Support for cannabis legalisation grows when people know more about the proposed legislation, new survey results suggest.
The survey, commissioned by the Helen Clark Foundation, asked 1000 adults how they'd vote in September's referendum based on what they already knew.
The result was neck and neck - 46 percent for the legalisation, 44 percent against, and 10 percent undecided.
When told more about the proposed rules around things like sale and age restrictions, support grew to 50 percent, opposition decreased to 42 percent, and fewer people 8 percent were undecided.
The foundation's Holly Walker says the results demonstrate the need for accurate information.
"When people learn about these proposed restrictions, they are more likely to support a law change,"
New Zealand Drug Foundation saw similar results in research commissioned in November last year.
"When initially asked how they would vote, participants were evenly split, with around 14 percent undecided. Once the participants were given more information on the legislation, we saw stronger support for a yes vote," the Drug Foundation's chief executive, Ross Bell, said.
Over the past two months, the proportion of undecided voters has dropped, following the release of the draft Cannabis Legalisation and Control Bill in December.
In both recent Newshub Reid Research and 1 News Colmar Brunton polls, 39 per cent of respondents supported legalisation.
Forty-eight percent of people in the Reid Research poll wanted it to remain illegal, with just under 12 percent undecided.
The "no" vote was stronger in the Colmar Brunton poll, with 51 percent saying it should remain illegal. Nine percent were undecided and 1 percent said they wouldn't vote.
This was up from a November/December Colmar Brunton poll which saw 49 percent against legalisation and 43 per cent for it.
The draft legislation includes an age limit of 20, redistribution of tax into harm reduction, health and education programmes, a ban on all marketing and advertising of cannabis products, strict controls on the potency of cannabis, and other restrictions.
"Over the last three months we have been approached by many New Zealanders saying this issue is worthy of their attention and they want more information," Ross Bell said.

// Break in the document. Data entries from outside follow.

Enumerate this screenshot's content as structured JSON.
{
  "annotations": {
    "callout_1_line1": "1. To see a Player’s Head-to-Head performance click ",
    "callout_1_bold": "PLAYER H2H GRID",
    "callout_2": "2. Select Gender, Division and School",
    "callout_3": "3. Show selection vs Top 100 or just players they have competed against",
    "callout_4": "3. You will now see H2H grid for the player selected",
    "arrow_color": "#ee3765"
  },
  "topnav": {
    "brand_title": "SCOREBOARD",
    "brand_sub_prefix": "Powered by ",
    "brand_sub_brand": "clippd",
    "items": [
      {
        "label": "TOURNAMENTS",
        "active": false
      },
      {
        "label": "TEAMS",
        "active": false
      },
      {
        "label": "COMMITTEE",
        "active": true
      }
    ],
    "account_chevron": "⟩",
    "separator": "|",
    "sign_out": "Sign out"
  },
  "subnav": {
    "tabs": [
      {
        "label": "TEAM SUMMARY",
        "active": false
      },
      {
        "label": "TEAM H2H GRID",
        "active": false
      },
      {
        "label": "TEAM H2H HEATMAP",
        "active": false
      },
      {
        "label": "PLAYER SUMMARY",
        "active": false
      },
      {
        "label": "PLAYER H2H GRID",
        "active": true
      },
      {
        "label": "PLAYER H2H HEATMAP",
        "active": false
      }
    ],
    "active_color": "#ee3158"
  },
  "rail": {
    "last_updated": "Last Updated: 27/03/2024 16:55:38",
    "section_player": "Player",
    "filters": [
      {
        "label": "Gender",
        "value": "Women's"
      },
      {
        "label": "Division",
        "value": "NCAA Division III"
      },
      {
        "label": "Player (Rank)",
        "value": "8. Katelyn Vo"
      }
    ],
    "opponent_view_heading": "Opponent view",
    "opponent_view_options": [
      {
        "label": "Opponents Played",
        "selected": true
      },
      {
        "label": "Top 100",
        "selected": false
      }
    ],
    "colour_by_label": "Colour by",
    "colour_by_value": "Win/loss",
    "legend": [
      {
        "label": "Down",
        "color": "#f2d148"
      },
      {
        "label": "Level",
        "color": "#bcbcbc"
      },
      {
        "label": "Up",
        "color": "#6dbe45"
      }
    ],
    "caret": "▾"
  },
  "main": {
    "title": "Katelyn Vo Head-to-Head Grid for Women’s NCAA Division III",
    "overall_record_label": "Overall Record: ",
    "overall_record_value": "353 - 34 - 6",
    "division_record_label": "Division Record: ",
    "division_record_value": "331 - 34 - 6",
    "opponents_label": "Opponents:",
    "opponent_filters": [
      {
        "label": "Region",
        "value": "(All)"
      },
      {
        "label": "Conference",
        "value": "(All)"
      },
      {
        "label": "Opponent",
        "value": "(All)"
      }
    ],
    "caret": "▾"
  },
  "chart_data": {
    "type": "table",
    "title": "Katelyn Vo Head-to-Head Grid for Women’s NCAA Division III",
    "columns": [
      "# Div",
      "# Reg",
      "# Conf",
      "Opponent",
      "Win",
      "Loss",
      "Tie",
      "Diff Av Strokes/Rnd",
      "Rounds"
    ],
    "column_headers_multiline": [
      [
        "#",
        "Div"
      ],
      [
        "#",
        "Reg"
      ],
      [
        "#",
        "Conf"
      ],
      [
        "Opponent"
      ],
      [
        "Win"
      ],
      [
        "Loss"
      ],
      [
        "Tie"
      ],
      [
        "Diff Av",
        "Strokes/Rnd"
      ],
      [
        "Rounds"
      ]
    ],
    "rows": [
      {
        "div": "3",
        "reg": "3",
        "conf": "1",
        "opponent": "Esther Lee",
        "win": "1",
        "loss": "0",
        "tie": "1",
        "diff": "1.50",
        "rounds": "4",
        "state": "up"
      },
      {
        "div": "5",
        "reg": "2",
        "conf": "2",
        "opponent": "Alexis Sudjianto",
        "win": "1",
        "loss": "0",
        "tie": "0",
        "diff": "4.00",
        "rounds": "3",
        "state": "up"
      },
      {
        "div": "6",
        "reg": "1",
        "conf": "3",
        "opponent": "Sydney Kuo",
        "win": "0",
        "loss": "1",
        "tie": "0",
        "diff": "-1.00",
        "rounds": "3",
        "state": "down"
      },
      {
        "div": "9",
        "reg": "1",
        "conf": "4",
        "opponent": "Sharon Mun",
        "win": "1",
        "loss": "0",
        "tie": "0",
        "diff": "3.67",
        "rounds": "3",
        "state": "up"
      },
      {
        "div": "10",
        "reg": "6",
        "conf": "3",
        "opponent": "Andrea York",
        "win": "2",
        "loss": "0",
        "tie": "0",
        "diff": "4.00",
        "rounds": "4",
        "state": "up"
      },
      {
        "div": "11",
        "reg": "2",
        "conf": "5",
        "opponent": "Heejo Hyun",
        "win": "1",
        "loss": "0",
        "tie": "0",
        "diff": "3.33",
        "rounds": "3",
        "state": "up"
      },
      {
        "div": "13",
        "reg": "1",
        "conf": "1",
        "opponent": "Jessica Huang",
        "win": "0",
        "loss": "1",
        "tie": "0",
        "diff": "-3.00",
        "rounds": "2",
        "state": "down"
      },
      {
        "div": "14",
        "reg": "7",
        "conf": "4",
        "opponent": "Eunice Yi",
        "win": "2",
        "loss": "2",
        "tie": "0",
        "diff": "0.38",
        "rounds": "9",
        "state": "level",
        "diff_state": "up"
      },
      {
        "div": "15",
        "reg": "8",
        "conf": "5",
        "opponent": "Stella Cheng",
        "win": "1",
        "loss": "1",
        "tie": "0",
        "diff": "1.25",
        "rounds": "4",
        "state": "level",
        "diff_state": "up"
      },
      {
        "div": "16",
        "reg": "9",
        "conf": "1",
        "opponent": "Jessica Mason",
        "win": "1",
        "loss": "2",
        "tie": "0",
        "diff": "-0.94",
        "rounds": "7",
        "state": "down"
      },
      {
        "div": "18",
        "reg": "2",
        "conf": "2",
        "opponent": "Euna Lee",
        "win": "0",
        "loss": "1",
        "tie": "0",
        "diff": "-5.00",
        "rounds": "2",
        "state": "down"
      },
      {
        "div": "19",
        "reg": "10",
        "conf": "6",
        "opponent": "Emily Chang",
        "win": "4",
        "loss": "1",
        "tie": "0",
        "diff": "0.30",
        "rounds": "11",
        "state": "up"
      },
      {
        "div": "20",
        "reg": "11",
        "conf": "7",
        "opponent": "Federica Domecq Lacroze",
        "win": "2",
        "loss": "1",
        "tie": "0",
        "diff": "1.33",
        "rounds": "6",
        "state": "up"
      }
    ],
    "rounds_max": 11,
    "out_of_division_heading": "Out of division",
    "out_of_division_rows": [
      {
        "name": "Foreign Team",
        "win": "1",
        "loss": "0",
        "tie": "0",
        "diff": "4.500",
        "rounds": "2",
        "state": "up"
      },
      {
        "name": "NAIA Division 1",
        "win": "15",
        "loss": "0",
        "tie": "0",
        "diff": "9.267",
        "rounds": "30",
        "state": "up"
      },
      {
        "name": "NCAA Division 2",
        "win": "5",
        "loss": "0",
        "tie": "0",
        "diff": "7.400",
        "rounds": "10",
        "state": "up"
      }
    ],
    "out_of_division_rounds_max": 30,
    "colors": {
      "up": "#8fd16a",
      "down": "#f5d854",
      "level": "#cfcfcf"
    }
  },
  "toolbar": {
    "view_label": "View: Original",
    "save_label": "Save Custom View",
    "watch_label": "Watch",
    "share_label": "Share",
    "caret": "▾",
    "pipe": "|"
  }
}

"There is evidence from other jurisdictions that if we are going to have this conversation, then people need good, accurate information," he said.
Results from a New Zealand Medical Journal study out today, found that fewer Year 10 students are trying cannabis.